── ENTRIES PROVIDED ──
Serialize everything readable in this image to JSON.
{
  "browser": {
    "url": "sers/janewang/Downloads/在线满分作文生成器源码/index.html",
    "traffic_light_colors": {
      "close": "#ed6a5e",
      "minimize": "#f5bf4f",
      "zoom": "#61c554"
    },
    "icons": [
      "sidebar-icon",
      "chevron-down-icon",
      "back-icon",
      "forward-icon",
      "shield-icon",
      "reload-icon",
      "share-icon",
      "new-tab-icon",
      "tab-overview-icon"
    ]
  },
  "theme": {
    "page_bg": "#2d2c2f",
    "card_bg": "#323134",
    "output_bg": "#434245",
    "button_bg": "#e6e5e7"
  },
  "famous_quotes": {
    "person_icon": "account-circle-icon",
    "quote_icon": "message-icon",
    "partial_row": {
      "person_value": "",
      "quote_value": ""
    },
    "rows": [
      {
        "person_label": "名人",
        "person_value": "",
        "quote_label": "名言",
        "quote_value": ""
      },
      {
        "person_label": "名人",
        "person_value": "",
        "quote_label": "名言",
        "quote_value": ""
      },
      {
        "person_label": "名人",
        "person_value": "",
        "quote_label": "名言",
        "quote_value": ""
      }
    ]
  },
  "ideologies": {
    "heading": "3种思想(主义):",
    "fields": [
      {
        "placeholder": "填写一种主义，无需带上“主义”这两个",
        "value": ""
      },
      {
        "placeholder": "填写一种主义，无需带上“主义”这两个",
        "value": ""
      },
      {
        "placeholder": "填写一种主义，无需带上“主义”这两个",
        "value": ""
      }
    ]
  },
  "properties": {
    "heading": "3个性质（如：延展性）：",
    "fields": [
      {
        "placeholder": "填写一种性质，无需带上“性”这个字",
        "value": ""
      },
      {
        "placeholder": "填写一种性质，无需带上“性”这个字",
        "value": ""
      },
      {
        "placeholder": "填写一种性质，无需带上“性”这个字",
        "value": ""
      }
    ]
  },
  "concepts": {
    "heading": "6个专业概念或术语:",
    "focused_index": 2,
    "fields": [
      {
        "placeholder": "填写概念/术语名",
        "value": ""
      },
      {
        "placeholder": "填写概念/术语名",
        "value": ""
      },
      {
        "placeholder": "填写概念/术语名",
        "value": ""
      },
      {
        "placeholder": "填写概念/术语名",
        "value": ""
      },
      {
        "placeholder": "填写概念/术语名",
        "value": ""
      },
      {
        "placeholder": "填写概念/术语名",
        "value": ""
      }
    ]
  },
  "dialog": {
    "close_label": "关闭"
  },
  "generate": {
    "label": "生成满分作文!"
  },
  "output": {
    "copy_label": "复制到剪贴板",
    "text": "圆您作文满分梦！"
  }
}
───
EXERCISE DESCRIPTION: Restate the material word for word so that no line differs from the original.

OUTPUT:
Serialize everything readable in this image to JSON.
{
  "browser": {
    "url": "sers/janewang/Downloads/在线满分作文生成器源码/index.html",
    "traffic_light_colors": {
      "close": "#ed6a5e",
      "minimize": "#f5bf4f",
      "zoom": "#61c554"
    },
    "icons": [
      "sidebar-icon",
      "chevron-down-icon",
      "back-icon",
      "forward-icon",
      "shield-icon",
      "reload-icon",
      "share-icon",
      "new-tab-icon",
      "tab-overview-icon"
    ]
  },
  "theme": {
    "page_bg": "#2d2c2f",
    "card_bg": "#323134",
    "output_bg": "#434245",
    "button_bg": "#e6e5e7"
  },
  "famous_quotes": {
    "person_icon": "account-circle-icon",
    "quote_icon": "message-icon",
    "partial_row": {
      "person_value": "",
      "quote_value": ""
    },
    "rows": [
      {
        "person_label": "名人",
        "person_value": "",
        "quote_label": "名言",
        "quote_value": ""
      },
      {
        "person_label": "名人",
        "person_value": "",
        "quote_label": "名言",
        "quote_value": ""
      },
      {
        "person_label": "名人",
        "person_value": "",
        "quote_label": "名言",
        "quote_value": ""
      }
    ]
  },
  "ideologies": {
    "heading": "3种思想(主义):",
    "fields": [
      {
        "placeholder": "填写一种主义，无需带上“主义”这两个",
        "value": ""
      },
      {
        "placeholder": "填写一种主义，无需带上“主义”这两个",
        "value": ""
      },
      {
        "placeholder": "填写一种主义，无需带上“主义”这两个",
        "value": ""
      }
    ]
  },
  "properties": {
    "heading": "3个性质（如：延展性）：",
    "fields": [
      {
        "placeholder": "填写一种性质，无需带上“性”这个字",
        "value": ""
      },
      {
        "placeholder": "填写一种性质，无需带上“性”这个字",
        "value": ""
      },
      {
        "placeholder": "填写一种性质，无需带上“性”这个字",
        "value": ""
      }
    ]
  },
  "concepts": {
    "heading": "6个专业概念或术语:",
    "focused_index": 2,
    "fields": [
      {
        "placeholder": "填写概念/术语名",
        "value": ""
      },
      {
        "placeholder": "填写概念/术语名",
        "value": ""
      },
      {
        "placeholder": "填写概念/术语名",
        "value": ""
      },
      {
        "placeholder": "填写概念/术语名",
        "value": ""
      },
      {
        "placeholder": "填写概念/术语名",
        "value": ""
      },
      {
        "placeholder": "填写概念/术语名",
        "value": ""
      }
    ]
  },
  "dialog": {
    "close_label": "关闭"
  },
  "generate": {
    "label": "生成满分作文!"
  },
  "output": {
    "copy_label": "复制到剪贴板",
    "text": "圆您作文满分梦！"
  }
}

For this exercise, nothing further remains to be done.